The law, adopted unanimously late Wednesday by the legislature, calls for prison sentences of up to 10 years for people found keeping slaves, along with fines for slaveholders and reparations for those who have been enslaved.

Human-rights campaigners praised the law as a signal that a long-awaited cultural shift might finally be taking hold in Mauritania, where slavery has existed for hundreds of years and is ensconced in traditional proverbs, songs and poems. The new law prohibits many of these as pro-slavery propaganda.

The government officially abolished slavery in 1981, but no one has ever been prosecuted for the crime of slavery and no law previously set forth a punishment.

“It’s a historic moment for Mauritania,” said Boubacar Ould Messaoud, president of the anti-slavery activist group SOS Slavery. “We are very happy; the democrats won this battle.”

Messaoud credited Mauritania’s newly elected president, Sidi Ould Cheikh Abdellahi — its first since a military junta seized power in a 2005 coup — with supporting the law and making the eradication of slavery a priority.

A new openness about slavery has been growing in Mauritania since the coup. Junta head Col. Ely Ould Mohamed Vall publicly declared slavery a problem in May 2006, a sharp break from years of denials by deposed President Maaoya Sid’Ahmed Ould Taya that the practice persisted at all.

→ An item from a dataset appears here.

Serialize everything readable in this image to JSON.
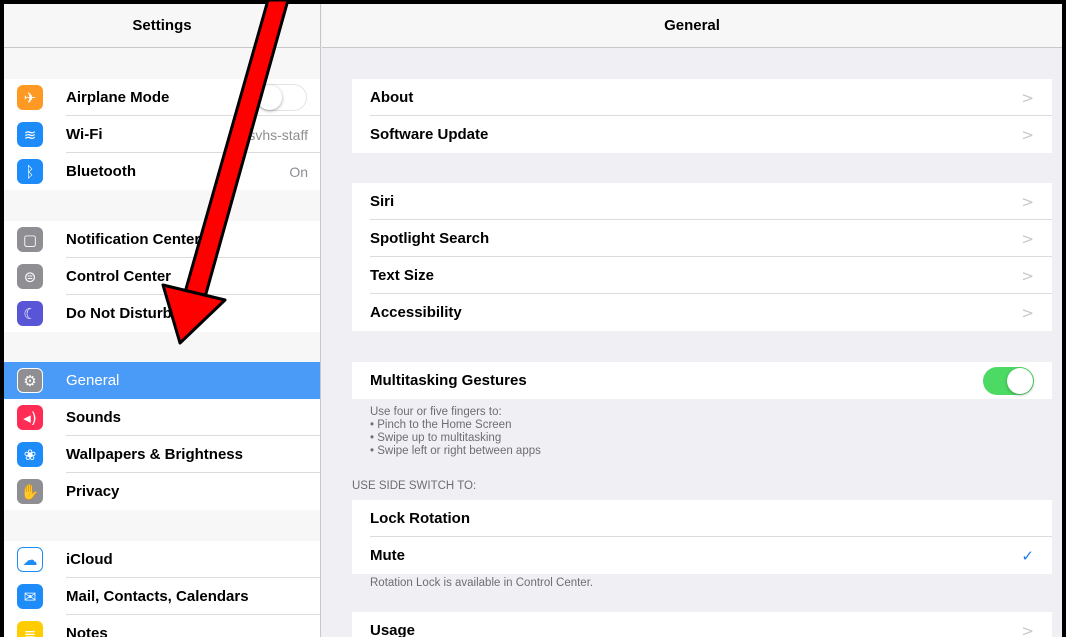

A former slave even ran in March presidential elections on a vocal anti-slavery platform — finishing fourth in the first round with 10 percent of the vote. Messaoud Ould Boulkheir was elected to the legislature and currently serves as its president.

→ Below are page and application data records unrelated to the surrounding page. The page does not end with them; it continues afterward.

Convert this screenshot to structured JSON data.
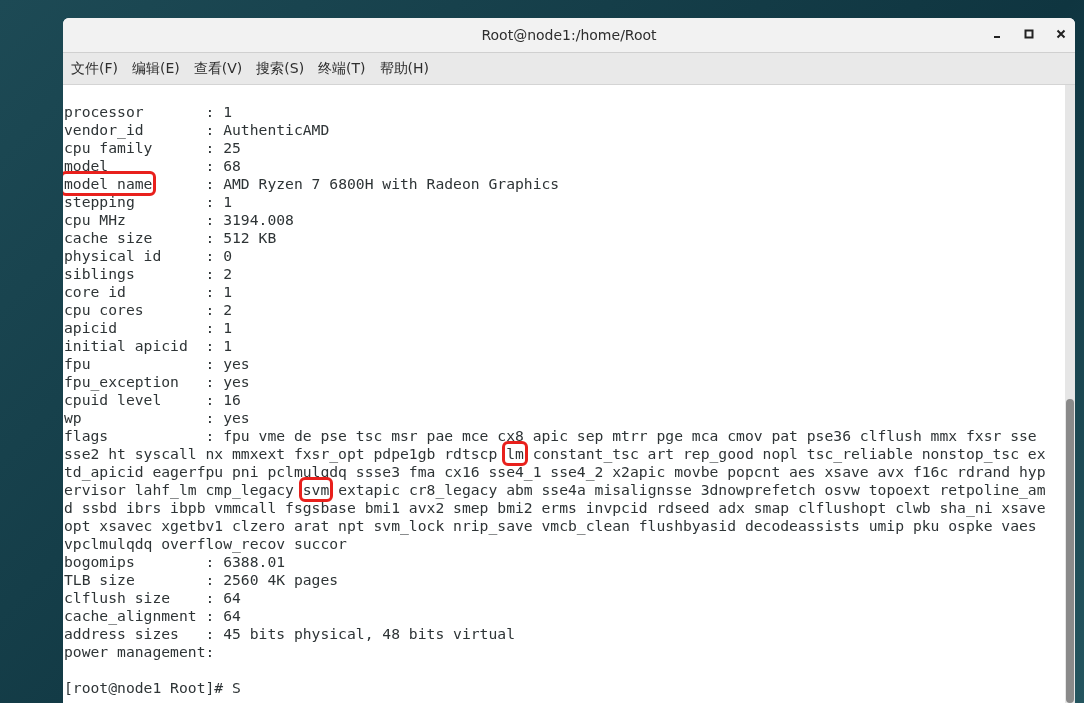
{
  "window": {
    "title": "Root@node1:/home/Root"
  },
  "menu": [
    "文件(F)",
    "编辑(E)",
    "查看(V)",
    "搜索(S)",
    "终端(T)",
    "帮助(H)"
  ],
  "terminal": {
    "lines": [
      [
        {
          "text": "processor       : 1",
          "boxed": false
        }
      ],
      [
        {
          "text": "vendor_id       : AuthenticAMD",
          "boxed": false
        }
      ],
      [
        {
          "text": "cpu family      : 25",
          "boxed": false
        }
      ],
      [
        {
          "text": "model           : 68",
          "boxed": false
        }
      ],
      [
        {
          "text": "model name",
          "boxed": true
        },
        {
          "text": "      : AMD Ryzen 7 6800H with Radeon Graphics",
          "boxed": false
        }
      ],
      [
        {
          "text": "stepping        : 1",
          "boxed": false
        }
      ],
      [
        {
          "text": "cpu MHz         : 3194.008",
          "boxed": false
        }
      ],
      [
        {
          "text": "cache size      : 512 KB",
          "boxed": false
        }
      ],
      [
        {
          "text": "physical id     : 0",
          "boxed": false
        }
      ],
      [
        {
          "text": "siblings        : 2",
          "boxed": false
        }
      ],
      [
        {
          "text": "core id         : 1",
          "boxed": false
        }
      ],
      [
        {
          "text": "cpu cores       : 2",
          "boxed": false
        }
      ],
      [
        {
          "text": "apicid          : 1",
          "boxed": false
        }
      ],
      [
        {
          "text": "initial apicid  : 1",
          "boxed": false
        }
      ],
      [
        {
          "text": "fpu             : yes",
          "boxed": false
        }
      ],
      [
        {
          "text": "fpu_exception   : yes",
          "boxed": false
        }
      ],
      [
        {
          "text": "cpuid level     : 16",
          "boxed": false
        }
      ],
      [
        {
          "text": "wp              : yes",
          "boxed": false
        }
      ],
      [
        {
          "text": "flags           : fpu vme de pse tsc msr pae mce cx8 apic sep mtrr pge mca cmov pat pse36 clflush mmx fxsr sse",
          "boxed": false
        }
      ],
      [
        {
          "text": "sse2 ht syscall nx mmxext fxsr_opt pdpe1gb rdtscp ",
          "boxed": false
        },
        {
          "text": "lm",
          "boxed": true
        },
        {
          "text": " constant_tsc art rep_good nopl tsc_reliable nonstop_tsc ex",
          "boxed": false
        }
      ],
      [
        {
          "text": "td_apicid eagerfpu pni pclmulqdq ssse3 fma cx16 sse4_1 sse4_2 x2apic movbe popcnt aes xsave avx f16c rdrand hyp",
          "boxed": false
        }
      ],
      [
        {
          "text": "ervisor lahf_lm cmp_legacy ",
          "boxed": false
        },
        {
          "text": "svm",
          "boxed": true
        },
        {
          "text": " extapic cr8_legacy abm sse4a misalignsse 3dnowprefetch osvw topoext retpoline_am",
          "boxed": false
        }
      ],
      [
        {
          "text": "d ssbd ibrs ibpb vmmcall fsgsbase bmi1 avx2 smep bmi2 erms invpcid rdseed adx smap clflushopt clwb sha_ni xsave",
          "boxed": false
        }
      ],
      [
        {
          "text": "opt xsavec xgetbv1 clzero arat npt svm_lock nrip_save vmcb_clean flushbyasid decodeassists umip pku ospke vaes",
          "boxed": false
        }
      ],
      [
        {
          "text": "vpclmulqdq overflow_recov succor",
          "boxed": false
        }
      ],
      [
        {
          "text": "bogomips        : 6388.01",
          "boxed": false
        }
      ],
      [
        {
          "text": "TLB size        : 2560 4K pages",
          "boxed": false
        }
      ],
      [
        {
          "text": "clflush size    : 64",
          "boxed": false
        }
      ],
      [
        {
          "text": "cache_alignment : 64",
          "boxed": false
        }
      ],
      [
        {
          "text": "address sizes   : 45 bits physical, 48 bits virtual",
          "boxed": false
        }
      ],
      [
        {
          "text": "power management:",
          "boxed": false
        }
      ],
      {
        "kind": "prompt",
        "segments": [
          {
            "text": "[root@node1 Root]# S",
            "boxed": false
          }
        ]
      }
    ]
  }
}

It’s difficult to know how persistent the practice of slavery is in this poor nation of Muslim nomads and traders on the edge of the Sahara Desert.

Families of owners and slaves often have lived together for decades, with both sides taking the master-servant relationship as a given. Owners and slaves commonly refer to each other as family, and slaves typically take the last names of their masters, said Asim Turkawi, co-head of the Africa program for London-based Anti-Slavery International.

While slavery once was racially based in Mauritania — Arabs taking black Africans as servants — years of intermarriage mean that those distinctions are less prevalent, he said.